A 16-year-old boy and a 41-year-old man have died in separate lakes at a Norfolk beauty spot, prompting warnings over the dangers of swimming in open water during the heatwave.
It is believed the man had swum about 45m out in a flooded quarry and was heading for an island when he disappeared under the water.
In another incident at the lakes at Bawsey Pits, near Kings Lynn, the teenager, who was from London but staying in Ely, Cambridgeshire, was reported missing.
Searches were launched at around 4.30pm and the body of the man was discovered about three hours later, while the teenager was found at 9.25pm.
Both were found entangled in reeds about two metres below the surface, Norfolk's Chief Fire Officer, Nigel Williams, said.
Hundreds of sunbathers looked on as the search took place and Mr Williams said officers had to prevent members of the public entering the water in their own rescue attempts.
Mr Williams went on: "It was an extremely hot day and clearly the temptation to enter the water, despite many warning signs, was too much for some.
"When we arrived there were people still swimming in the water, oblivious to what was going on.
"Swimming is banned here and the signs are there for everybody to see."
Firefighters, paramedics, police and RAF crews were involved in the search
Norfolk Police Assistant Chief Constable Nick Dean said: "People must heed the warning - you don't know what you're going into, you don't know the currents or what underwater obstacles there are.
"People were entering the water as we were attempting the recovery so that shows how, on occasions, people ignore the warnings."
Neither victim has been named.
The 41-year-old is understood to have been visiting the lake with his girlfriend and friends.
He told the group he was with that he hoped to swim to the island and was about five metres from its shore when he disappeared below the surface.
The 16-year-old was with two adults and another teenager.
A spokesman for Sibelco, which runs the disused quarry, said it was "saddened" to learn of the deaths and that it would work with police on the investigation.

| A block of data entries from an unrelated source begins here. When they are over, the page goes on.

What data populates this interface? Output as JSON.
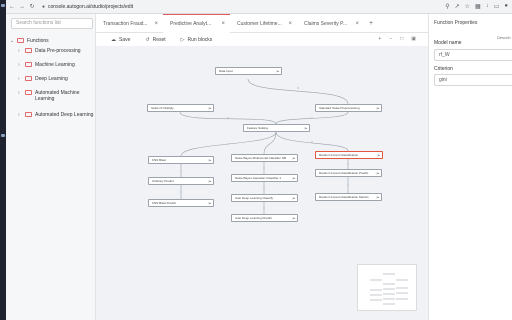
{
  "browser": {
    "url": "console.autogon.ai/studio/projects/edit"
  },
  "sidebar": {
    "search_placeholder": "Search functions list",
    "root_label": "Functions",
    "items": [
      {
        "label": "Data Pre-processing"
      },
      {
        "label": "Machine Learning"
      },
      {
        "label": "Deep Learning"
      },
      {
        "label": "Automated Machine Learning"
      },
      {
        "label": "Automated Deep Learning"
      }
    ]
  },
  "tabs": [
    {
      "label": "Transaction Fraud..."
    },
    {
      "label": "Predictive Analyt..."
    },
    {
      "label": "Customer Lifetime..."
    },
    {
      "label": "Claims Severity P..."
    }
  ],
  "toolbar": {
    "save": "Save",
    "reset": "Reset",
    "run": "Run blocks"
  },
  "nodes": [
    {
      "label": "Data Input"
    },
    {
      "label": "Scale Or Multiply"
    },
    {
      "label": "Standard Scale Preprocessing"
    },
    {
      "label": "Feature Scaling"
    },
    {
      "label": "KNN Blast"
    },
    {
      "label": "Naive Bayes Multinomial Classifier NB"
    },
    {
      "label": "Random Forest Classification"
    },
    {
      "label": "Ordinary Predict"
    },
    {
      "label": "Naive Bayes Gaussian Classifier 1"
    },
    {
      "label": "Random Forest Classification Predict"
    },
    {
      "label": "KNN Blast Predict"
    },
    {
      "label": "Auto Deep Learning Classify"
    },
    {
      "label": "Random Forest Classification Metrics"
    },
    {
      "label": "Auto Deep Learning Predict"
    }
  ],
  "props": {
    "title": "Function Properties",
    "describe": "Describ",
    "model_name_label": "Model name",
    "model_name_value": "rf_W",
    "criterion_label": "Criterion",
    "criterion_value": "gini"
  }
}
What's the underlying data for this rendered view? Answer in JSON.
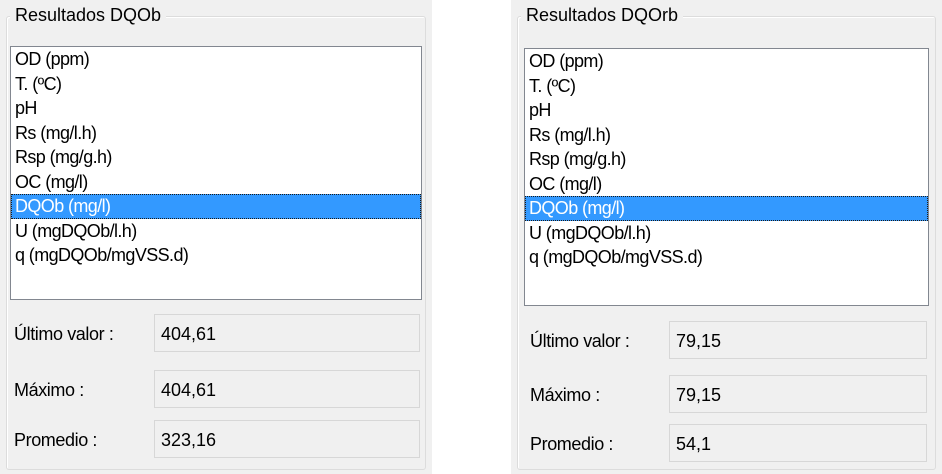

"Safety is our prime concern and signs are in place to warn against swimming and diving," he said.